When I met the Prime Minister on Friday, the Libyan situation was obviously uppermost in our minds. I know that the Prime Minister’s decisions reflect the overwhelming sentiment of political parties and politicians here in Scotland. I am sure that the thoughts of everyone in the chamber are with our brave men and women in our armed services. [Applause.]
In the past four years I have asked the First Minister almost 300 questions. Occasionally, he has found the right page in his big book of notes, and occasionally he has listened to the sweet nothings of Ms Sturgeon in one ear and the murmurings of Mr Swinney in the other, but rarely has he found the right answer. Let me give him one last chance.
I remember that, at one point, the Scottish National Party was going to give us only 500 more police officers. Then it saw sense and increased the figure to 1,000. What changed the First Minister’s mind?
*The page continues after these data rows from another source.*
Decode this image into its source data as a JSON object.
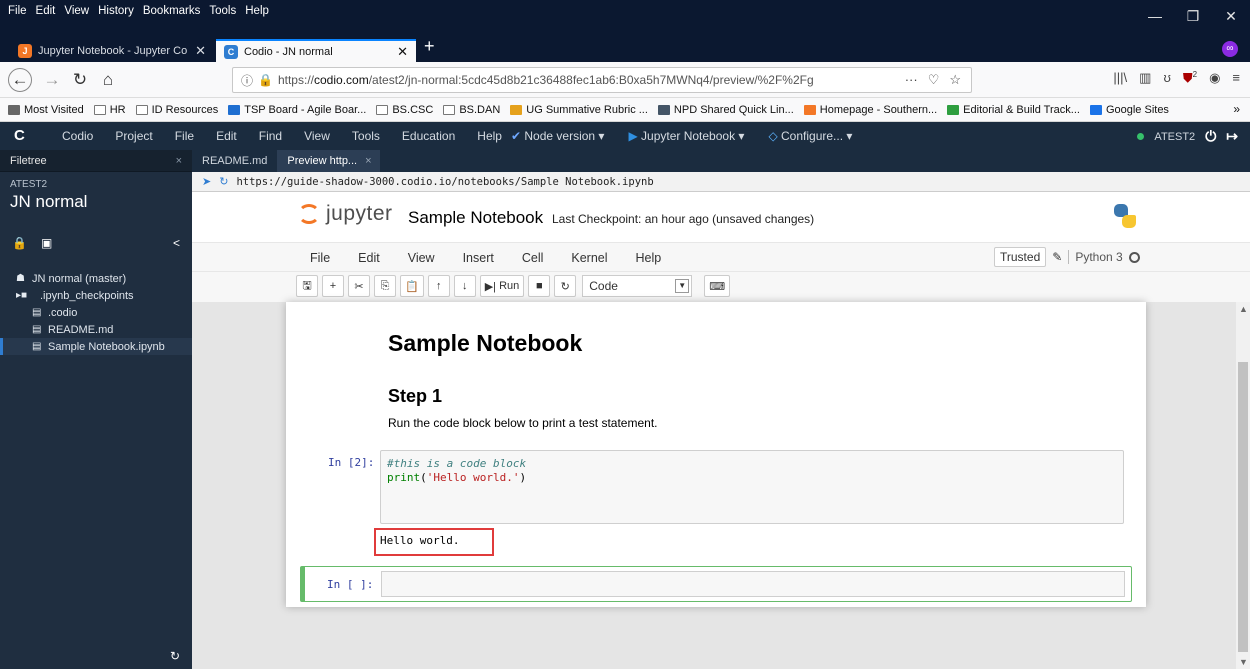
{
  "browser": {
    "menu": [
      "File",
      "Edit",
      "View",
      "History",
      "Bookmarks",
      "Tools",
      "Help"
    ],
    "tabs": [
      {
        "title": "Jupyter Notebook - Jupyter Co",
        "active": false
      },
      {
        "title": "Codio - JN normal",
        "active": true
      }
    ],
    "url_prefix": "https://",
    "url_domain": "codio.com",
    "url_rest": "/atest2/jn-normal:5cdc45d8b21c36488fec1ab6:B0xa5h7MWNq4/preview/%2F%2Fg",
    "bookmarks": [
      "Most Visited",
      "HR",
      "ID Resources",
      "TSP Board - Agile Boar...",
      "BS.CSC",
      "BS.DAN",
      "UG Summative Rubric ...",
      "NPD Shared Quick Lin...",
      "Homepage - Southern...",
      "Editorial & Build Track...",
      "Google Sites"
    ],
    "ext_badge": "2"
  },
  "codio": {
    "menu": [
      "Codio",
      "Project",
      "File",
      "Edit",
      "Find",
      "View",
      "Tools",
      "Education",
      "Help"
    ],
    "dropdowns": [
      "Node version ▾",
      "Jupyter Notebook ▾",
      "Configure... ▾"
    ],
    "user": "ATEST2"
  },
  "sidebar": {
    "tab": "Filetree",
    "project_label": "ATEST2",
    "project_name": "JN normal",
    "tree": [
      {
        "label": "JN normal (master)",
        "type": "root"
      },
      {
        "label": ".ipynb_checkpoints",
        "type": "folder"
      },
      {
        "label": ".codio",
        "type": "file"
      },
      {
        "label": "README.md",
        "type": "file"
      },
      {
        "label": "Sample Notebook.ipynb",
        "type": "file",
        "selected": true
      }
    ]
  },
  "editor": {
    "tabs": [
      "README.md",
      "Preview http..."
    ],
    "preview_url": "https://guide-shadow-3000.codio.io/notebooks/Sample Notebook.ipynb"
  },
  "jupyter": {
    "logo_text": "jupyter",
    "notebook_title": "Sample Notebook",
    "checkpoint": "Last Checkpoint: an hour ago  (unsaved changes)",
    "menu": [
      "File",
      "Edit",
      "View",
      "Insert",
      "Cell",
      "Kernel",
      "Help"
    ],
    "trusted": "Trusted",
    "kernel": "Python 3",
    "run_label": "Run",
    "cell_type": "Code"
  },
  "notebook": {
    "h1": "Sample Notebook",
    "h2": "Step 1",
    "paragraph": "Run the code block below to print a test statement.",
    "cell1_prompt": "In [2]:",
    "code_comment": "#this is a code block",
    "code_func": "print",
    "code_string": "'Hello world.'",
    "output": "Hello world.",
    "cell2_prompt": "In [ ]:"
  }
}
We determined to have 1,000 more officers on the streets and in the communities of Scotland to reduce recorded crime in this country to a 30-year low. I freely acknowledge that Annabel Goldie’s party voted for and supported that measure in the chamber. There have been other proposals that Annabel Goldie’s party voted for—for example, on the council tax freeze. I was grateful for that, particularly because the council tax freeze did not appear in the Conservative party’s manifesto in 2007. I was therefore slightly surprised to see Annabel Goldie at her conference at the weekend seeming to claim it as a Conservative party policy. One wonders at what point she decided that a council tax freeze was a good thing for the Scottish people.
The bottom line is that facts are facts. In addition to voting for the measures on the police, the Scottish Conservatives did indeed vote for a council tax freeze; we also voted for help for small business, for a town centre regeneration fund, for a new national drugs strategy and for a £26 million boost to business, construction and housing. Those were all delivered by Scottish Conservative votes—we have made the difference. All those commonsense policies—and more—have been delivered by the Scottish Conservatives and were credible and costed. Does the First Minister agree that “credible” and “costed” should be the watchwords of all politicians in the weeks ahead, and that all politicians need to be straight with the voters and tell it like it is?
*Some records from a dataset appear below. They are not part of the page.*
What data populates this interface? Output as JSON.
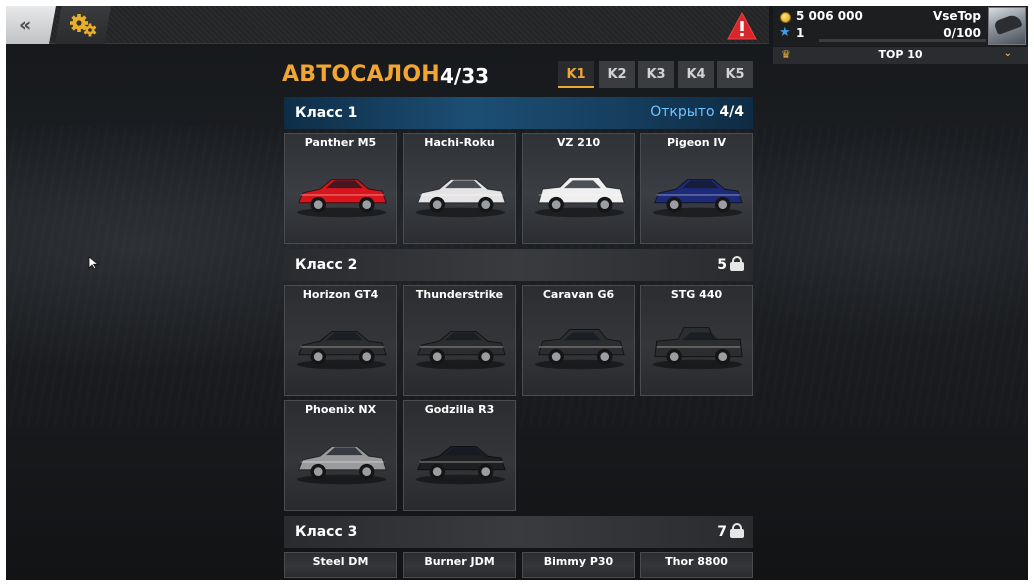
{
  "topbar": {
    "back_icon": "double-chevron-left-icon",
    "settings_icon": "gears-icon",
    "alert_icon": "warning-triangle-icon"
  },
  "player": {
    "money": "5 006 000",
    "level": "1",
    "name": "VseTop",
    "xp": "0/100",
    "xp_progress": 0,
    "rank": "TOP 10"
  },
  "dealership": {
    "title": "АВТОСАЛОН",
    "count": "4/33"
  },
  "tabs": [
    {
      "label": "K1",
      "active": true
    },
    {
      "label": "K2",
      "active": false
    },
    {
      "label": "K3",
      "active": false
    },
    {
      "label": "K4",
      "active": false
    },
    {
      "label": "K5",
      "active": false
    }
  ],
  "classes": [
    {
      "name": "Класс 1",
      "status_label": "Открыто",
      "status_value": "4/4",
      "locked": false,
      "cars": [
        {
          "name": "Panther M5",
          "color": "#d8141c"
        },
        {
          "name": "Hachi-Roku",
          "color": "#e4e4e6"
        },
        {
          "name": "VZ 210",
          "color": "#efefef"
        },
        {
          "name": "Pigeon IV",
          "color": "#1c2a78"
        }
      ]
    },
    {
      "name": "Класс 2",
      "status_value": "5",
      "locked": true,
      "cars": [
        {
          "name": "Horizon GT4",
          "color": "#2c2d2f"
        },
        {
          "name": "Thunderstrike",
          "color": "#2c2d2f"
        },
        {
          "name": "Caravan G6",
          "color": "#2c2d2f"
        },
        {
          "name": "STG 440",
          "color": "#2c2d2f"
        },
        {
          "name": "Phoenix NX",
          "color": "#9a9b9d"
        },
        {
          "name": "Godzilla R3",
          "color": "#1e1f21"
        }
      ]
    },
    {
      "name": "Класс 3",
      "status_value": "7",
      "locked": true,
      "cars": [
        {
          "name": "Steel DM"
        },
        {
          "name": "Burner JDM"
        },
        {
          "name": "Bimmy P30"
        },
        {
          "name": "Thor 8800"
        }
      ]
    }
  ]
}
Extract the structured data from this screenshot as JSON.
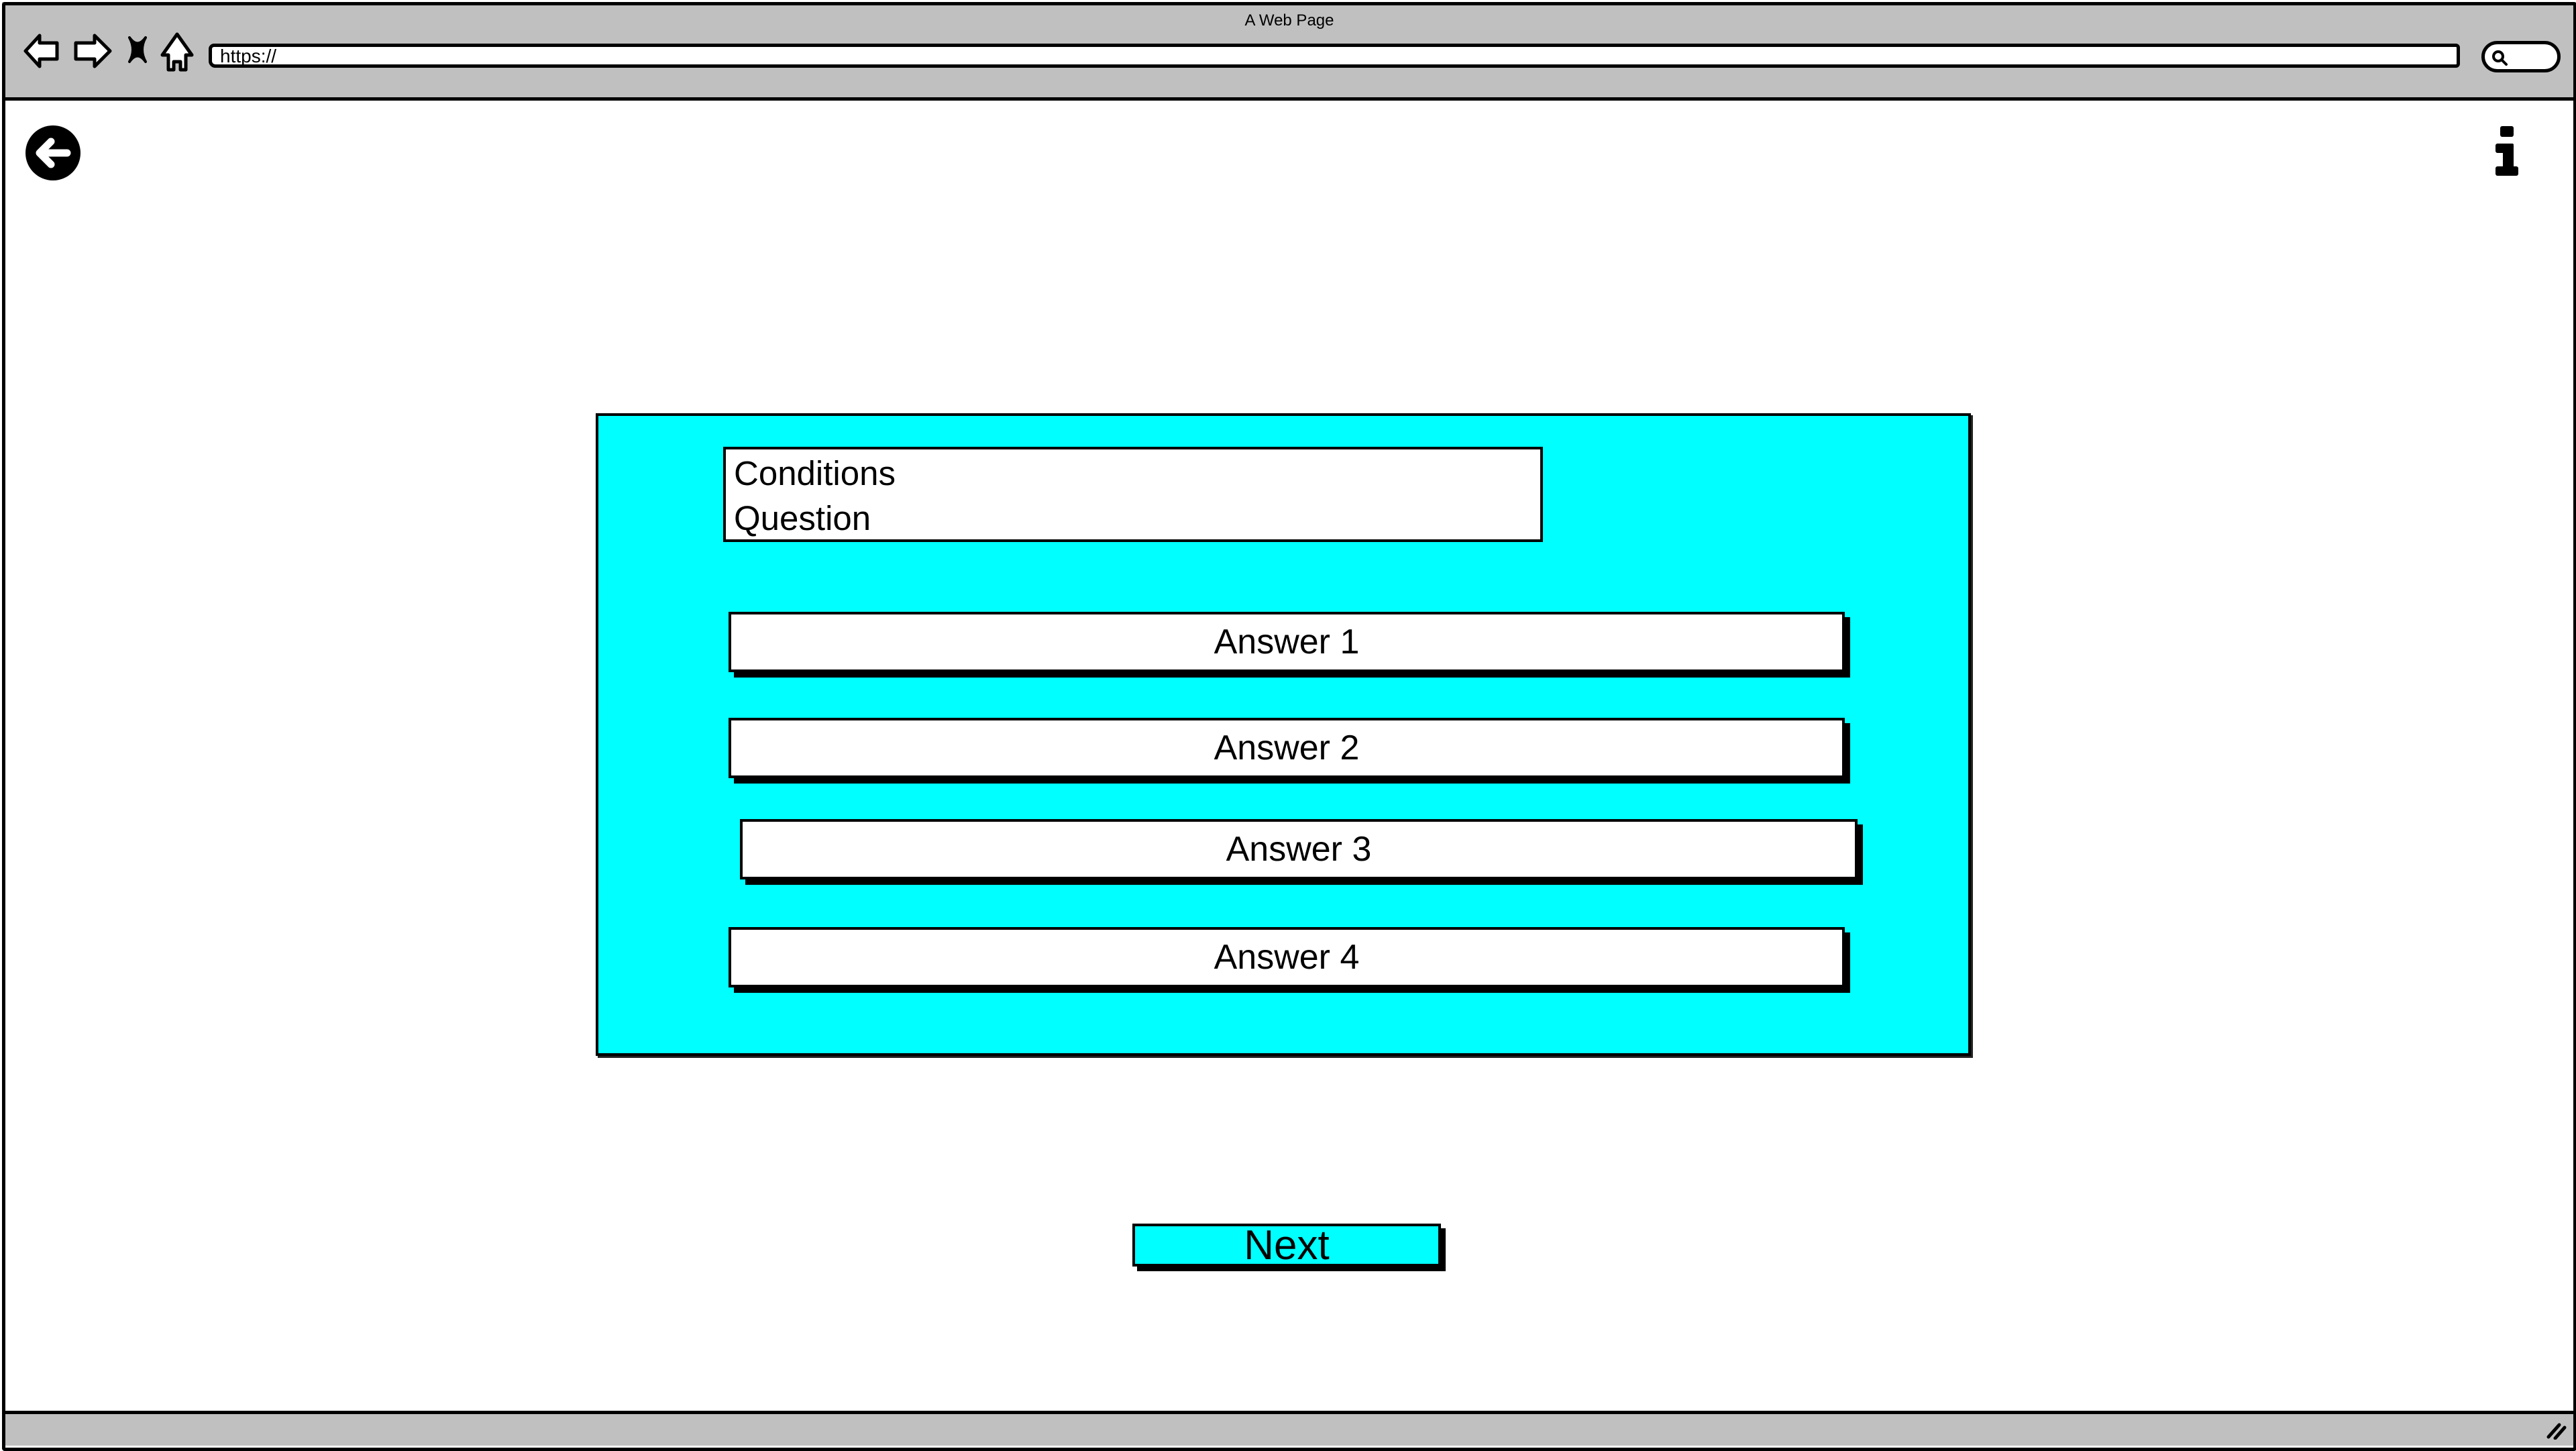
{
  "browser": {
    "window_title": "A Web Page",
    "url": "https://",
    "nav_icons": [
      "back-arrow-icon",
      "forward-arrow-icon",
      "stop-icon",
      "home-icon"
    ],
    "search_icon": "search-icon"
  },
  "page": {
    "back_icon": "circle-arrow-left-icon",
    "info_icon": "info-icon",
    "question": {
      "lines": [
        "Conditions",
        "Question"
      ]
    },
    "answers": [
      {
        "label": "Answer 1"
      },
      {
        "label": "Answer 2"
      },
      {
        "label": "Answer 3"
      },
      {
        "label": "Answer 4"
      }
    ],
    "next_label": "Next"
  },
  "colors": {
    "accent": "#00ffff",
    "chrome": "#c0c0c0",
    "surface": "#ffffff",
    "ink": "#000000"
  }
}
Mr Swinney is the finance minister who has delivered a balanced budget over the past four years, and I am quite certain that, as finance minister, he will be prepared to do that for the next five years.
Annabel Goldie should not underrate her persuasive powers. It is true that, in order to deliver the council tax freeze, the votes of Conservative members were very important. Now, of course, we have the votes of Labour Party members as well. That joint articulation of the benefits to families in Scotland has finally got home to the Labour Party, just a few weeks afore we go to the polls.
I do not wish to say that Annabel Goldie’s support is redundant or superfluous in any sense but, as the next Government, we in the SNP can confidently look forward to the Labour Party’s support in opposition in implementing our policies.